■ What you should do
Output every entry exactly as it appears.

■ Records for processing
+++++
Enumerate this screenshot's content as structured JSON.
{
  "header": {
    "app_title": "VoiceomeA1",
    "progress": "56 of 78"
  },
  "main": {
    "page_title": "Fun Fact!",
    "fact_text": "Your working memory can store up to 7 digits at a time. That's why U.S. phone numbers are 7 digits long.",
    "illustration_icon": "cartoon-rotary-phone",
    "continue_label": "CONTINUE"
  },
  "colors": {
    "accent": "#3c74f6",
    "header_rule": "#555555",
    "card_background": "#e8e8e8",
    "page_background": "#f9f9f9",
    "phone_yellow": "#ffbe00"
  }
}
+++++
■ Your response
Enumerate this screenshot's content as structured JSON.
{
  "header": {
    "app_title": "VoiceomeA1",
    "progress": "56 of 78"
  },
  "main": {
    "page_title": "Fun Fact!",
    "fact_text": "Your working memory can store up to 7 digits at a time. That's why U.S. phone numbers are 7 digits long.",
    "illustration_icon": "cartoon-rotary-phone",
    "continue_label": "CONTINUE"
  },
  "colors": {
    "accent": "#3c74f6",
    "header_rule": "#555555",
    "card_background": "#e8e8e8",
    "page_background": "#f9f9f9",
    "phone_yellow": "#ffbe00"
  }
}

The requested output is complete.